Both conditions are serious if left untreated. Hypoglycemia can more quickly become life-threatening if your blood sugar levels aren’t increased. Hyperglycaemia tends to develop over days or weeks and left untreated can cause long-term health problems. In severe cases, hyperglycaemia can also cause life-threatening complications ie diabetic ketoacidosis or hyperosmolar hyperglycaemic state.

How do you prevent hypoglycaemia at night?

Hypoglycaemia at night is most common in people with diabetes who take insulin injections, although it can also occur in people who take other diabetes medications. To help prevent it, test your blood sugar level before bedtime and try to keep it above 6.5 mmol/L before you go to bed. You can do this by making sure that your basal insulin dose is not too high, not skipping dinner or snacks, reducing your long-acting insulin dose in the evening if you have been exercising, and eating some carbohydrate before bedtime if you have been drinking alcohol that evening. You should also speak to your care team, who can help you determine if and how to adjust your insulin doses.

What happens if you ignore hypoglycaemia?

If you ignore hypoglycaemia, it will get worse. Severe hypoglycaemia can cause you to lose consciousness and/or have a seizure. It can even result in death if left untreated.

How do you permanently treat hypoglycaemia?

Hypoglycaemia is caused by your blood sugar levels dropping too low. There isn’t a permanent cure but you can take steps to avoid hypoglycaemia, such as avoiding drinking alcohol on an empty stomach and making sure you eat enough food.

If you have diabetes, you will need to carefully control your blood sugar levels for the rest of your life to avoid both hypoglycaemia and hyperglycaemia. To avoid hypoglycaemia make sure you don’t skip or delay meals or snacks and learn how to regulate your insulin dose or diabetes medication according to the amount of carbohydrate you are eating and your activity levels. Wherever you go, make sure you always have sugary snacks or drinks, glucose gels or glucose tablets with you, in case you do have a hypo.

What foods should be avoided if you have hypoglycaemia?

If you have hypoglycaemia, you do not need to avoid certain foods but rather make sure you eat the right food to bring your blood sugar back up to a healthy level. During a hypo episode, you should eat a sugary snack or drink a non-diet fizzy drink or fruit juice to increase your blood sugar level. Once your blood sugar has risen enough, you should then eat a slow-release carbohydrate snack or meal (eg bread, toast or a glass of cow’s milk) to help maintain your blood sugar level.

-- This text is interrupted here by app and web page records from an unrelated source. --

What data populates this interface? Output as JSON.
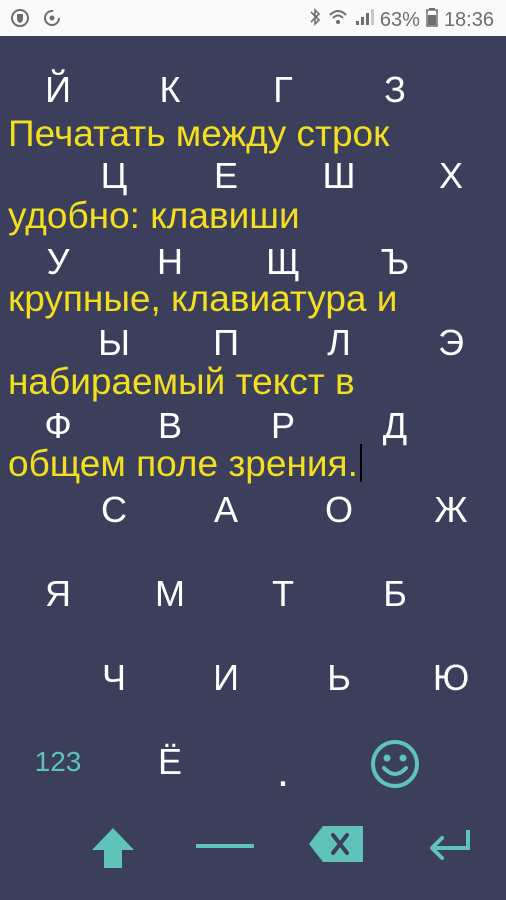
{
  "status_bar": {
    "battery_percent": "63%",
    "time": "18:36"
  },
  "keys": {
    "row1": [
      "Й",
      "К",
      "Г",
      "З"
    ],
    "row2": [
      "Ц",
      "Е",
      "Ш",
      "Х"
    ],
    "row3": [
      "У",
      "Н",
      "Щ",
      "Ъ"
    ],
    "row4": [
      "Ы",
      "П",
      "Л",
      "Э"
    ],
    "row5": [
      "Ф",
      "В",
      "Р",
      "Д"
    ],
    "row6": [
      "С",
      "А",
      "О",
      "Ж"
    ],
    "row7": [
      "Я",
      "М",
      "Т",
      "Б"
    ],
    "row8": [
      "Ч",
      "И",
      "Ь",
      "Ю"
    ]
  },
  "typed_text": {
    "lines": [
      "Печатать между строк",
      "удобно: клавиши",
      "крупные, клавиатура и",
      "набираемый текст в",
      "общем поле зрения."
    ]
  },
  "function_row": {
    "numbers_label": "123",
    "yo_key": "Ё",
    "period_key": "."
  },
  "colors": {
    "background": "#3c3f5c",
    "key_text": "#ffffff",
    "typed_text": "#f3df1e",
    "accent": "#5fc3ba"
  },
  "icons": {
    "shift": "shift-up-arrow-icon",
    "space": "space-bar-icon",
    "backspace": "backspace-icon",
    "enter": "enter-return-icon",
    "emoji": "smiley-emoji-icon"
  }
}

Can you live a normal life with hypoglycaemia?

If you are diabetic and frequently have hypoglycaemia, you should speak to your care team as you may need to make changes to better control your blood sugar levels. If your hypos are mild and infrequent, there is no cause for concern; as long as you treat them quickly, you can continue with your normal activities. If you are not diabetic, it isn’t common to have hypoglycaemia and if you do have an episode, it is usually easily treated and will not affect your ability to continue with your usual activities.